10/27/2012—Yesterday, I gave a talk as part of a panel at Elon Law School. The panel was part of a Symposium sponsored by the Elon Law Review. Articles are to follow. The title of the Symposium was Emerging Issues in First Amendment Jurisprudence: Interpreting the Relationship Between Religion and the State in the Modern Age.
A lot of really good people and interesting commentary. But two observations as I pack to go back to Pittsburgh. First, law professors are not as a group concerned with the bigger picture of the areas they treat. The breakdown in civility manifested in this election season particularly in the very topic they were discussing was not on their minds, or at least not in their talks. This gave the talks a rarified, unreal air.
Second, law professors are unaware or at least resistant to the suggestion that their basic sympathies decide everything about their scholarship. This was clear in the first panel. Harry Tepker of Oklahoma gave a terrific talk about the original meaning of natural rights and religion that suggested that prohibitions against gay marriage violate the founders’ understanding of the separation of church and state. John Inazu gave a very good talk about the need for group pluralism in the constitutional system in order to promote liberty—in particular to protect the rights of religious groups for the good of society. They were fair and reasonable.
But when asked whether the contraception mandate was constitutional, they were predictable. Tepker said yes. Inazu said no. All nuance left the building. Nor did they wish to reformulate the question or suggest some alternative approach.

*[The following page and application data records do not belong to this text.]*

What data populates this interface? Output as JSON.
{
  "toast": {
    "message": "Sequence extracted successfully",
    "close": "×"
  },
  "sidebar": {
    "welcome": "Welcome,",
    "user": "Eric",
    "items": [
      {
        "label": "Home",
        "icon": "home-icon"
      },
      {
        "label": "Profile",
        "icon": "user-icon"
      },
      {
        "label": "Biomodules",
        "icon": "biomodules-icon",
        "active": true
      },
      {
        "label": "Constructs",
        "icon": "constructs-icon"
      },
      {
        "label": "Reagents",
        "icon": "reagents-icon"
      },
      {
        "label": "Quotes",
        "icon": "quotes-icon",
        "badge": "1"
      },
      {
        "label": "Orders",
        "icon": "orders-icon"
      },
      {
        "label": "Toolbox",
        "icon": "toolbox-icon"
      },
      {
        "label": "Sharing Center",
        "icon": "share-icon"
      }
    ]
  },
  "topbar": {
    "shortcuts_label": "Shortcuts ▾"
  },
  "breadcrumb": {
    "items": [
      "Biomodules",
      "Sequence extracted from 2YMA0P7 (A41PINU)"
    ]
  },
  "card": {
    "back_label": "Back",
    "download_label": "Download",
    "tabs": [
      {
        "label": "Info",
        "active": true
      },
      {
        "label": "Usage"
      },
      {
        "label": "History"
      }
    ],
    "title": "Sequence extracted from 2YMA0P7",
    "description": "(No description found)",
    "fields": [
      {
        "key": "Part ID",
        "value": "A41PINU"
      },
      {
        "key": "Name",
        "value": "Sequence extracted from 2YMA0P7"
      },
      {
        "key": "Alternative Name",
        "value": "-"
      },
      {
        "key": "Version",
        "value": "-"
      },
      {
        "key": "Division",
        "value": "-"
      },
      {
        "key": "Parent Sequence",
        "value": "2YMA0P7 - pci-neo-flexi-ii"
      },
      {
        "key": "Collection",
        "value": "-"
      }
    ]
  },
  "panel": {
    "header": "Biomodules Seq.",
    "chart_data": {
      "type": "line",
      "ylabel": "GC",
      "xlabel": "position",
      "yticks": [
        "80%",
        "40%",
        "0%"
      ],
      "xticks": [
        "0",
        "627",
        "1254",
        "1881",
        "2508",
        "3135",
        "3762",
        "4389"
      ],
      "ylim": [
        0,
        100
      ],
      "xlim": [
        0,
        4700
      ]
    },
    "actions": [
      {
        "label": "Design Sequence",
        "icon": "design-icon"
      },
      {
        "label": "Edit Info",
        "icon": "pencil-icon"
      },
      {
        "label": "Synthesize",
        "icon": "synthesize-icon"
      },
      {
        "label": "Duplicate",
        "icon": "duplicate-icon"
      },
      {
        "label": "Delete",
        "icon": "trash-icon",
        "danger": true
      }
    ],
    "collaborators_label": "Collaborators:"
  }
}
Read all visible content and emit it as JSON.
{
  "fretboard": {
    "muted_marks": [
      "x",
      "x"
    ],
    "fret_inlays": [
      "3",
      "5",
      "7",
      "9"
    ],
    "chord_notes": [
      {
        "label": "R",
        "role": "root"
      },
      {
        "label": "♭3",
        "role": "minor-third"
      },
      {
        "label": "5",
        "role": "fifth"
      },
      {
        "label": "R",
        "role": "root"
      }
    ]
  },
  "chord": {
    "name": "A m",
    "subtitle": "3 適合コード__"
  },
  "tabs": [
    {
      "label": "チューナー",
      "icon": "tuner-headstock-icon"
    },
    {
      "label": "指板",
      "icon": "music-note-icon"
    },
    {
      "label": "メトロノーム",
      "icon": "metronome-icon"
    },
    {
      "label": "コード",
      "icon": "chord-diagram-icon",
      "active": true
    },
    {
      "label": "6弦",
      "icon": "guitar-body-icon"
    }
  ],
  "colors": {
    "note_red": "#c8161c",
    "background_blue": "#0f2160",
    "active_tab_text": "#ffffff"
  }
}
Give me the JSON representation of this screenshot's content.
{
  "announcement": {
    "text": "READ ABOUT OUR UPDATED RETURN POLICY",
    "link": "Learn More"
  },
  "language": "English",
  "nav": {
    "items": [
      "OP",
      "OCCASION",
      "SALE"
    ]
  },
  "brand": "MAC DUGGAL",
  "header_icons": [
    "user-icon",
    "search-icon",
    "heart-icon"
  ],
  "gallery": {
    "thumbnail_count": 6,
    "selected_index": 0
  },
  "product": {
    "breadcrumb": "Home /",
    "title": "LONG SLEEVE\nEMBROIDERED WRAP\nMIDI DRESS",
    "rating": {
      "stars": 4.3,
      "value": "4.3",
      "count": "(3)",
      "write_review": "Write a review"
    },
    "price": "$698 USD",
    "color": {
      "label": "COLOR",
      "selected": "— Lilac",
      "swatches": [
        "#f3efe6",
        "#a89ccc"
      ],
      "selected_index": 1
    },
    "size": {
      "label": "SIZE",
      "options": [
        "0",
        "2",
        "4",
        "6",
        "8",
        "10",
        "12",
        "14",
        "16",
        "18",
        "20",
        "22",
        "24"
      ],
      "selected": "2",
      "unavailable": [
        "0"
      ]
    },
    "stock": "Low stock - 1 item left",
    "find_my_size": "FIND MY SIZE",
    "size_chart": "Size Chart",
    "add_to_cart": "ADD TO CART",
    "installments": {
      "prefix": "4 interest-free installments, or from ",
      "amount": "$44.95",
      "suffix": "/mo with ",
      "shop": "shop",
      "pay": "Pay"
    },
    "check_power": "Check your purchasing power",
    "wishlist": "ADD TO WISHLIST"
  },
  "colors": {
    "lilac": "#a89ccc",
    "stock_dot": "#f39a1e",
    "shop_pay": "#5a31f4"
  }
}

It was just a moment. But it reminded me that ideas and reasoning follow commitments. Not the other way around. Hume would not be surprised. Neither would Heidegger.